**Exercise prompt:** In the data below, find every line with the word "node" and copy it out.

---

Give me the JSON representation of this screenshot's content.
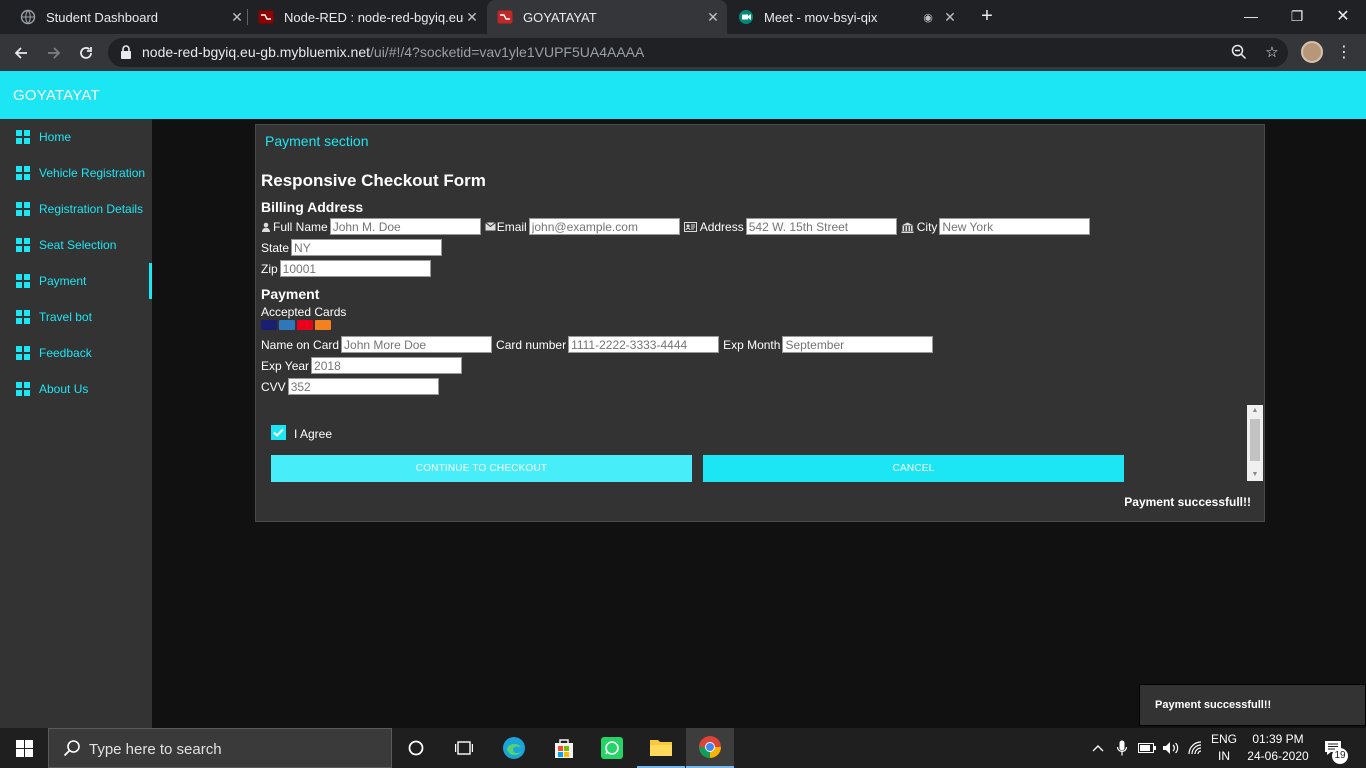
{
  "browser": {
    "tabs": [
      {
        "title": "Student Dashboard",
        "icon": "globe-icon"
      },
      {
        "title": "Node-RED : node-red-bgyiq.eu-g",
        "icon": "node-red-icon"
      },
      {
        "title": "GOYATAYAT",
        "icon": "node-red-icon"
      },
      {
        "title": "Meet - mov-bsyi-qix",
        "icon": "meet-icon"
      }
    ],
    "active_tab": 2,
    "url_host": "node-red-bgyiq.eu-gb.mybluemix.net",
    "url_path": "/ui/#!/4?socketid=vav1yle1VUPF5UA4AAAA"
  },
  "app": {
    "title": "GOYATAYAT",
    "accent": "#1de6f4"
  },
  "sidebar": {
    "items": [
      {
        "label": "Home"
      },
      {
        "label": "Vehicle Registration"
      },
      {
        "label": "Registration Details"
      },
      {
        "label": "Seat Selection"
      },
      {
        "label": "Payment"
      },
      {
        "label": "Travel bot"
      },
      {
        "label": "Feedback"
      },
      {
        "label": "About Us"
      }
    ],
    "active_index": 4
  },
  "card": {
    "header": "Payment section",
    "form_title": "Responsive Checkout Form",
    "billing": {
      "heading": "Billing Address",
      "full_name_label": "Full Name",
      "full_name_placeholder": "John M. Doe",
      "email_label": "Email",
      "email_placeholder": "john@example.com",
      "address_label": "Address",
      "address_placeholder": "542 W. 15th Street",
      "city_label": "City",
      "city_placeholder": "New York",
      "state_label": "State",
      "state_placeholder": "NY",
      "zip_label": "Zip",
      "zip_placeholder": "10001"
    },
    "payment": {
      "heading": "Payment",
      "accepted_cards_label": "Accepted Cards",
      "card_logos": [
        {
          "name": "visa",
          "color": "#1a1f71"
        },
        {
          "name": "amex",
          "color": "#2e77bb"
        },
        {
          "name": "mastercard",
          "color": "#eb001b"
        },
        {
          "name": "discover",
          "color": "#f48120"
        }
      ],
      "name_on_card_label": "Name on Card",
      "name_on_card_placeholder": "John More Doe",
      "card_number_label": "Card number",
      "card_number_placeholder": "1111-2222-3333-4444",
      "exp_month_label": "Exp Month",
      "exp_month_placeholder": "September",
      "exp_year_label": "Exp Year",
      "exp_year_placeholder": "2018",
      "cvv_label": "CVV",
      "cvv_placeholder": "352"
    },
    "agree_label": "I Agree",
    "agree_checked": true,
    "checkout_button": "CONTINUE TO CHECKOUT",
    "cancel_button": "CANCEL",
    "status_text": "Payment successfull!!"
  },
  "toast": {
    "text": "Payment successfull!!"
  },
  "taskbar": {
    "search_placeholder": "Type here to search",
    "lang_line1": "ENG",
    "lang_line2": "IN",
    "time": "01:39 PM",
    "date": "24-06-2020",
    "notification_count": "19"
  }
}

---

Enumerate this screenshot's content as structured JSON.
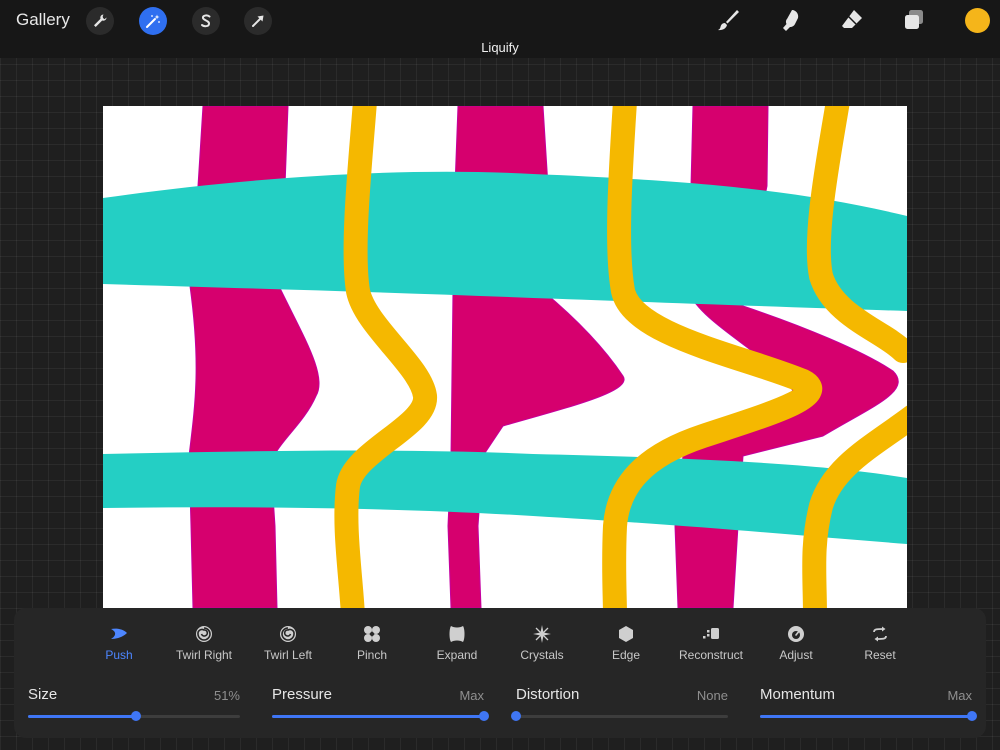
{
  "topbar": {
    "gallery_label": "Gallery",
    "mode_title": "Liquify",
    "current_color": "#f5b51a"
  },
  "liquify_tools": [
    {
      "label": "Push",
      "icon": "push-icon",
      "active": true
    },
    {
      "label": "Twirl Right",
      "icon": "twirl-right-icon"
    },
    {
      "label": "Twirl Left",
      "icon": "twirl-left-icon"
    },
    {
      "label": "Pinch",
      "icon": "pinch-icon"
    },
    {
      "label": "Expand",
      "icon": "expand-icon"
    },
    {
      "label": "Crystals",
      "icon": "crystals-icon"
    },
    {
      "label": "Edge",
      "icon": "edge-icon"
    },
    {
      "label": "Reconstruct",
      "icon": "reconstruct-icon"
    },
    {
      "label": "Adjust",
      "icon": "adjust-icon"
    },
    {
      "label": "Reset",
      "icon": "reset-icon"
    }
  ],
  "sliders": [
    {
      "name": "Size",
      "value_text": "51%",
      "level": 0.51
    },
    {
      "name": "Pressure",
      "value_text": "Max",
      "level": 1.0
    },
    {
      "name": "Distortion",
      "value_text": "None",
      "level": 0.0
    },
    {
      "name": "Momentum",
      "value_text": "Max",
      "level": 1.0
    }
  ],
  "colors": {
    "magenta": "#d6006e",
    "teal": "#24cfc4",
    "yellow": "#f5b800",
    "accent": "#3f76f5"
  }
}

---

**Exercise solution:**
        "title": "Node-RED : node-red-bgyiq.eu-g",
        "icon": "node-red-icon"
        "icon": "node-red-icon"
    "url_host": "node-red-bgyiq.eu-gb.mybluemix.net",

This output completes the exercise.